The Plateros Friday, July 11 - The Plateros - Rock and Blues
Artist Website
Artist Bio

The Plateros—featuring 16-year-old Levi Platero on guitar and vocals; his father, Murphy, on bass; and cousin, Doug, on drums—are from Tohajillee, New Mexico, the Eastern Agency of the Navajo Nation. They merge blues, rock, gospel, and funk with a positive message. After a few short years playing in public, they have already earned comparisons to such groups as Los Lonely Boys and Indigenous. Levi Platero’s hard-driving exuberance on guitar is nothing short of extraordinary for someone so young. The Plateros have become well-known in New Mexico, and their current tour schedule has them playing concerts, festivals, and fairs in Arizona, Washington State, Ontario, Michigan, Missouri, Florida, and Texas.

Jamie Coon Friday, July 25 - Jamie Coon - Singer/songwriter
Artist Website
Artist Bio

Raised in Oklahoma, Jamie Coon (Creek/Seminole) is a graduate of the Musicians Institute in Hollywood, California, where she received the Outstanding Student of the Year award. She blends soulful rhythms to pop melodies with guitarists Rafael Barajas and Eric Sampson. In 2007 Jamie was recognized as the Best Out of County performer by the Orange County Music Awards and the Singer/Songwriter of the Year by the Payne County Line/Oklahoma Music Awards. Her CD is entitled Everything So Far (2005).

Tonemah Friday, August 8 - Tonemah - Native Americana
Artist Website
Artist Bio

Darryl Tonemah (Kiowa/Comanche/Tuscarora) combines the energy of rock, the intelligence of folk, and the heart of country to create a musical niche he calls Native Americana. Darryl has two interesting careers—one as a behavioral psychologist and the other as a rising musician—and he says it’s difficult sometimes to keep the two worlds separate. While he may wonder “who wants their psychologist to be a rock star, and who wants their rock star to be a psychologist,” he appears to be having success in both. The director of the Health Promotion Program at the University of Oklahoma College of Continuing Education, he has won accolades from the Native American Music Awards for his CDs. Darryl’s most popular song is one of his first: “Powwow Snag,” which he wrote on the back of a Wal-Mart receipt before giving a speech to Native youth about healthy behaviors. Darryl is joined by Loren “LP” Tonemah (Kiowa/Comanche/Tuscarora) providing vocals and percussion; Kris Brayley (Tuscarora), vocals and drums; Eric Koban (Mohawk), guitar; and Bruce Wojick, bass.

Tonolec Friday, August 22 - Tonolec - Tradition-infused electronica
Artist Website
Artist Bio

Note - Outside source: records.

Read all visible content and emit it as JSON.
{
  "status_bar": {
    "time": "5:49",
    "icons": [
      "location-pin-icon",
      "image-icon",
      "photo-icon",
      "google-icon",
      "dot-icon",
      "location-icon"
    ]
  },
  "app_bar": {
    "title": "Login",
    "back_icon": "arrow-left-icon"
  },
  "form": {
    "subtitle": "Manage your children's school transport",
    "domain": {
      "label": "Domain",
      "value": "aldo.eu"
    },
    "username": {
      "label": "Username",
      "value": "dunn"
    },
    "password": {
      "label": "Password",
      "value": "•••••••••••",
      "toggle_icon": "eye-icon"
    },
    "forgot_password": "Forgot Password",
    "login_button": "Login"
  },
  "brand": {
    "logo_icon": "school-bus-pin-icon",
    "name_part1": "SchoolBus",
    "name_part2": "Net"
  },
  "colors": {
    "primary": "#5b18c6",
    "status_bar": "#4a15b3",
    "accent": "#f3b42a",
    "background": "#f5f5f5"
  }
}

Singer Charo Bogarín and instrumentalist Diego Pérez combine electronic music and the ethnic music of their native Chaco Province, Argentina. After significant success in Argentina and Spain, including winning an MTV competition, these young artists dedicated the last three years to researching Toba culture and exchanging musical experiences with indigenous communities in northeastern Argentina. Their purpose was to enrich their music by focusing on their own social and cultural roots. Tonolec blends electronica with the Toba music and rhyme they learned from the elders of the communities they visited. Their work with indigenous communities gave birth to their name (“tonolec” is the name of a local bird) and to the sound of their music: a powerful feminine voice in dialogue with nature and electronics. Their repertoire includes original compositions and arrangements of traditional songs.

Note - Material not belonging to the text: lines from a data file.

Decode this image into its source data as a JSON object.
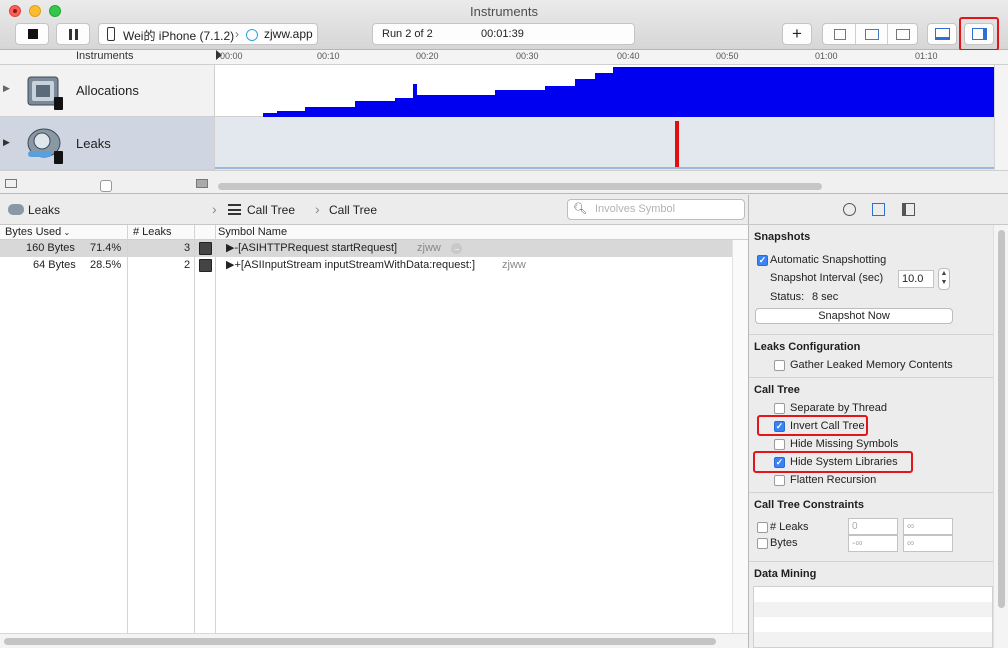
{
  "window": {
    "title": "Instruments"
  },
  "toolbar": {
    "device": "Wei的 iPhone (7.1.2)",
    "app": "zjww.app",
    "run_label": "Run 2 of 2",
    "elapsed": "00:01:39",
    "add_glyph": "+"
  },
  "timeline": {
    "header_label": "Instruments",
    "ticks": [
      "00:00",
      "00:10",
      "00:20",
      "00:30",
      "00:40",
      "00:50",
      "01:00",
      "01:10"
    ],
    "tracks": [
      {
        "name": "Allocations",
        "color": "#0000f0"
      },
      {
        "name": "Leaks",
        "marker_color": "#e01010"
      }
    ]
  },
  "jumpbar": {
    "instrument": "Leaks",
    "view": "Call Tree",
    "subview": "Call Tree",
    "search_placeholder": "Involves Symbol"
  },
  "table": {
    "columns": [
      "Bytes Used",
      "# Leaks",
      "Symbol Name"
    ],
    "rows": [
      {
        "bytes": "160 Bytes",
        "percent": "71.4%",
        "leaks": "3",
        "symbol": "▶-[ASIHTTPRequest startRequest]",
        "library": "zjww"
      },
      {
        "bytes": "64 Bytes",
        "percent": "28.5%",
        "leaks": "2",
        "symbol": "▶+[ASIInputStream inputStreamWithData:request:]",
        "library": "zjww"
      }
    ]
  },
  "inspector": {
    "snapshots": {
      "title": "Snapshots",
      "auto_label": "Automatic Snapshotting",
      "auto_checked": true,
      "interval_label": "Snapshot Interval (sec)",
      "interval_value": "10.0",
      "status_label": "Status:",
      "status_value": "8 sec",
      "snapshot_button": "Snapshot Now"
    },
    "leaks_config": {
      "title": "Leaks Configuration",
      "gather_label": "Gather Leaked Memory Contents"
    },
    "call_tree": {
      "title": "Call Tree",
      "options": [
        {
          "label": "Separate by Thread",
          "checked": false
        },
        {
          "label": "Invert Call Tree",
          "checked": true
        },
        {
          "label": "Hide Missing Symbols",
          "checked": false
        },
        {
          "label": "Hide System Libraries",
          "checked": true
        },
        {
          "label": "Flatten Recursion",
          "checked": false
        }
      ]
    },
    "constraints": {
      "title": "Call Tree Constraints",
      "leaks_label": "# Leaks",
      "leaks_min": "0",
      "leaks_max": "∞",
      "bytes_label": "Bytes",
      "bytes_min": "-∞",
      "bytes_max": "∞"
    },
    "data_mining": {
      "title": "Data Mining"
    }
  },
  "colors": {
    "highlight": "#e3151a",
    "accent": "#3a83f6"
  }
}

This program received federal support from the Latino Initiatives Pool, administered by the Smithsonian Latino Center.

Visitors have the opportunity to meet the performers, who will talk about their music, culture, and other interests and pursuits in a relaxed, informal setting.

The Mitsitam Native Foods Cafe will offer light refreshments and beverages.